JonMaker
May 9, 2005, 07:16 PM
Is hearing all that important anyway?
I don't need it to post on Macrumors! :D

You, sir, are my hero.

My one huge piece of advice for all iPod owners is to get a pair of in-ear headphones (I prefer Etymotic), especially for those that use the iPod to block noise. Even with the iPod off, the in-ear headphones will block noise.

SPUY767
May 9, 2005, 07:27 PM
Napster paid for this scientific investigation. I'm sure of it.

James Philp
May 9, 2005, 07:42 PM
You, sir, are my hero.

My one huge piece of advice for all iPod owners is to get a pair of in-ear headphones (I prefer Etymotic), especially for those that use the iPod to block noise. Even with the iPod off, the in-ear headphones will block noise.
Well thanks!
I chose the E3cs cos I wanted to use them in bed, and the Er4s stuck out too much. Also, the Er4ps seemed a little more flimsy, and what with biking and carrying bags, and snagging risk, I was worries the Etymotics would last about 5 minutes. The Shures however, are built very solid.

Seriously though guys, these in-ear "monitor" style 'phones will really help reduce the levels at which you will listen to your music. At 50% or less, all outside noise is cancelled. On the train today, the Ticket guy had to knock on the table I was reading on to get my attention to show him the ticket!
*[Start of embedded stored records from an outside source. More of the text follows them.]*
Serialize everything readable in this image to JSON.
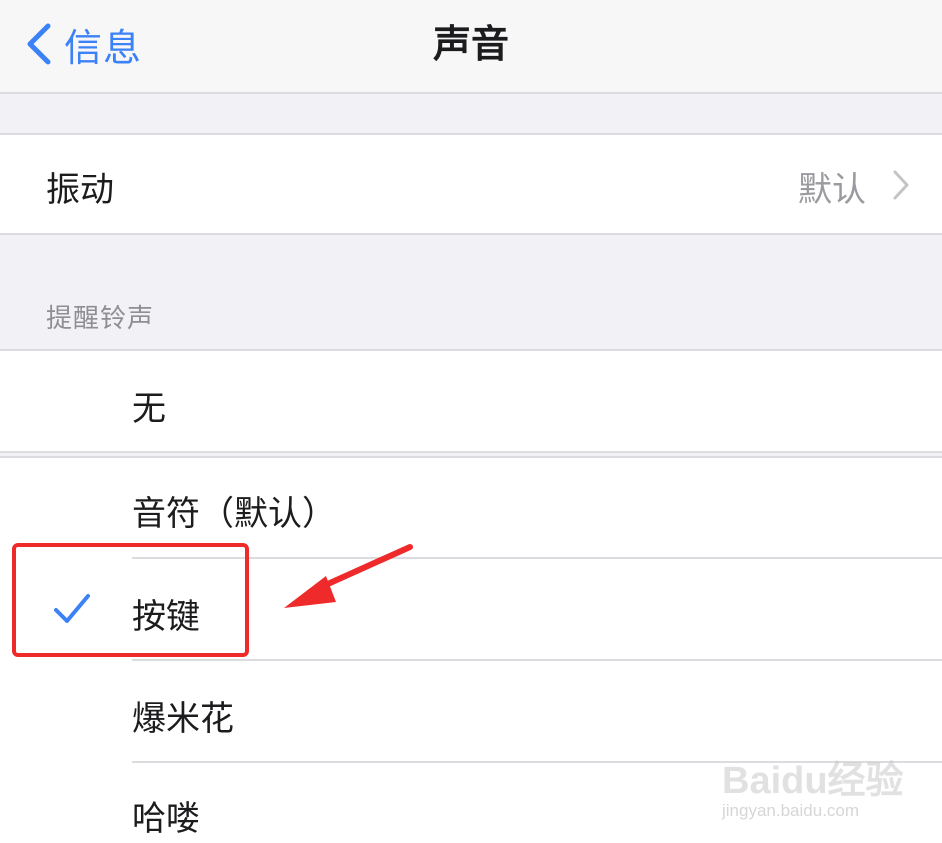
{
  "nav": {
    "back_label": "信息",
    "title": "声音"
  },
  "vibration": {
    "label": "振动",
    "value": "默认"
  },
  "alert_tones": {
    "header": "提醒铃声",
    "items": [
      {
        "label": "无",
        "selected": false
      },
      {
        "label": "音符（默认）",
        "selected": false
      },
      {
        "label": "按键",
        "selected": true
      },
      {
        "label": "爆米花",
        "selected": false
      },
      {
        "label": "哈喽",
        "selected": false
      }
    ]
  },
  "watermark": {
    "logo": "Baidu经验",
    "domain": "jingyan.baidu.com"
  },
  "colors": {
    "accent": "#3b82f6",
    "annotation": "#ee2a2a"
  }
}
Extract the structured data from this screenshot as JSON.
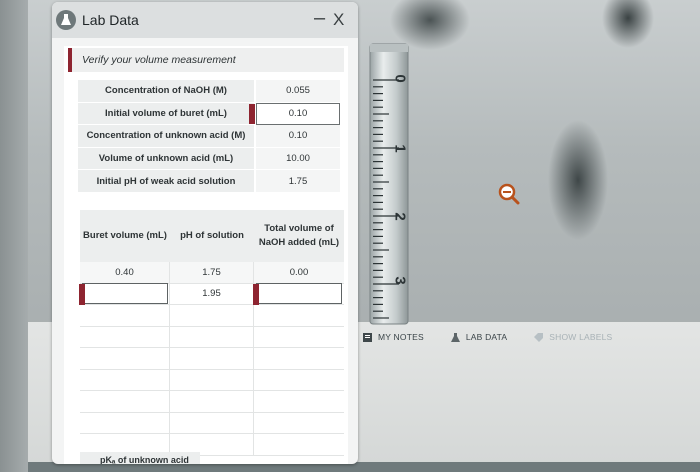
{
  "window": {
    "title": "Lab Data",
    "minimize": "–",
    "close": "X"
  },
  "section_header": "Verify your volume measurement",
  "parameters": [
    {
      "label": "Concentration of NaOH (M)",
      "value": "0.055",
      "editable": false
    },
    {
      "label": "Initial volume of buret (mL)",
      "value": "0.10",
      "editable": true
    },
    {
      "label": "Concentration of unknown acid (M)",
      "value": "0.10",
      "editable": false
    },
    {
      "label": "Volume of unknown acid (mL)",
      "value": "10.00",
      "editable": false
    },
    {
      "label": "Initial pH of weak acid solution",
      "value": "1.75",
      "editable": false
    }
  ],
  "data_table": {
    "headers": [
      "Buret volume (mL)",
      "pH of solution",
      "Total volume of NaOH added (mL)"
    ],
    "rows": [
      [
        "0.40",
        "1.75",
        "0.00"
      ],
      [
        "",
        "1.95",
        ""
      ]
    ]
  },
  "pka_label": "pKₐ of unknown acid",
  "buret_scale": [
    "0",
    "1",
    "2",
    "3"
  ],
  "toolbar": {
    "notes": "MY NOTES",
    "lab_data": "LAB DATA",
    "show_labels": "SHOW LABELS"
  },
  "colors": {
    "accent": "#8e2430",
    "magnifier": "#b8521c"
  },
  "icons": {
    "title": "flask-icon",
    "magnifier": "magnifier-icon",
    "notes": "notes-icon",
    "lab_data": "flask-icon",
    "show_labels": "tag-icon"
  }
}
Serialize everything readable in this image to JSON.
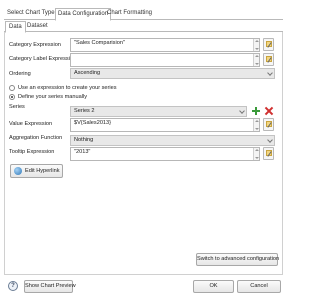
{
  "outer_tabs": [
    {
      "label": "Select Chart Type",
      "active": false
    },
    {
      "label": "Data Configuration",
      "active": true
    },
    {
      "label": "Chart Formatting",
      "active": false
    }
  ],
  "inner_tabs": [
    {
      "label": "Data",
      "active": true
    },
    {
      "label": "Dataset",
      "active": false
    }
  ],
  "form": {
    "category_expression": {
      "label": "Category Expression",
      "value": "\"Sales Comparision\""
    },
    "category_label_expression": {
      "label": "Category Label Expression",
      "value": ""
    },
    "ordering": {
      "label": "Ordering",
      "value": "Ascending"
    },
    "radio_expression": {
      "label": "Use an expression to create your series",
      "selected": false
    },
    "radio_manual": {
      "label": "Define your series manually",
      "selected": true
    },
    "series": {
      "label": "Series",
      "value": "Series 2"
    },
    "value_expression": {
      "label": "Value Expression",
      "value": "$V{Sales2013}"
    },
    "aggregation_function": {
      "label": "Aggregation Function",
      "value": "Nothing"
    },
    "tooltip_expression": {
      "label": "Tooltip Expression",
      "value": "\"2013\""
    }
  },
  "buttons": {
    "edit_hyperlink": "Edit Hyperlink",
    "switch_advanced": "Switch to advanced configuration",
    "show_chart_preview": "Show Chart Preview",
    "ok": "OK",
    "cancel": "Cancel",
    "help": "?"
  },
  "icons": {
    "expression_editor": "pencil-document-icon",
    "add_series": "plus-icon",
    "delete_series": "red-x-icon",
    "hyperlink": "globe-icon"
  },
  "colors": {
    "add": "#3a9a3a",
    "delete": "#d03030",
    "border": "#b7b7b7",
    "disabled_field": "#e8e8e8"
  }
}
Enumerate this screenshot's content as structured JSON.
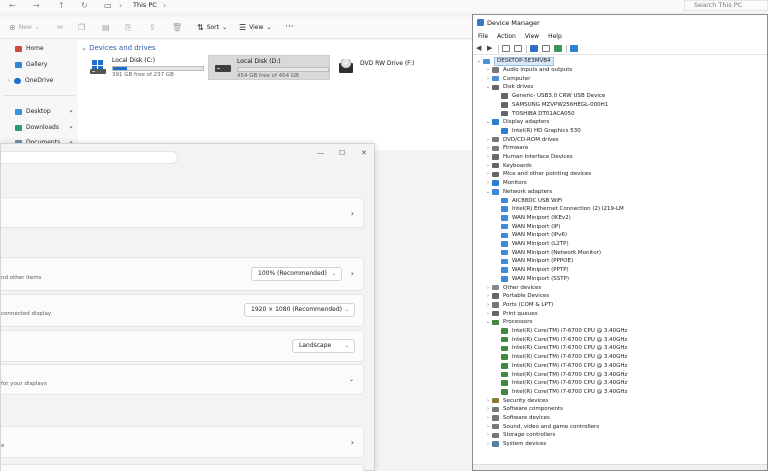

With the Apple buds I say out and about i was at AT LEAST 80% (UK Capped)
Apple In-Ear - 65-80% UK Capped
Shure E3cs - 40-75% Uncapped (and over 75% is actually painful at times)
E3cs at 50% or more - can't hear the outside world (if the music you're listening to is "full" anyway)

puckhead193
May 9, 2005, 08:47 PM
i think (at least my ipod) the volume doesn't go very loud at all..... :o

Kagetenshi
May 9, 2005, 08:52 PM
Proof of hearing damage.

~J

James Philp
May 9, 2005, 10:46 PM
i think (at least my ipod) the volume doesn't go very loud at all..... :o
Is it capped?
If it is look on the previous page where i posted a link to the software, if it isn't that's slightly worrying, but getting some in-ear phones will certainly have you re-assessing volumes - once sound is pumped DIRECTLY onto your ear drum, and everything else is plugged out, the world changes!

Sun Baked
May 9, 2005, 10:53 PM
P.S. - UK consumer "experts" groups give this kind of warning ALL THE TIME! - Why do you think us Brits have volume restricted iPods in the first place!The warning is soo old, it was around when the Sony Walkman first came out.

High dB pumped right in your ears will damage them.

Of course it isn't always the noise pumped directly into your ears, it's the isolation from your surroundings that can hurt you just as much, or more -- get you mugged, run over, can't hear the warning shouts to run, etc.

wdlove
May 10, 2005, 03:18 PM
It seems to be a way for critics to make another attack on Apple. Going to concerts of Rock n' Roll in the 50's and 60's was also damaging to the ears.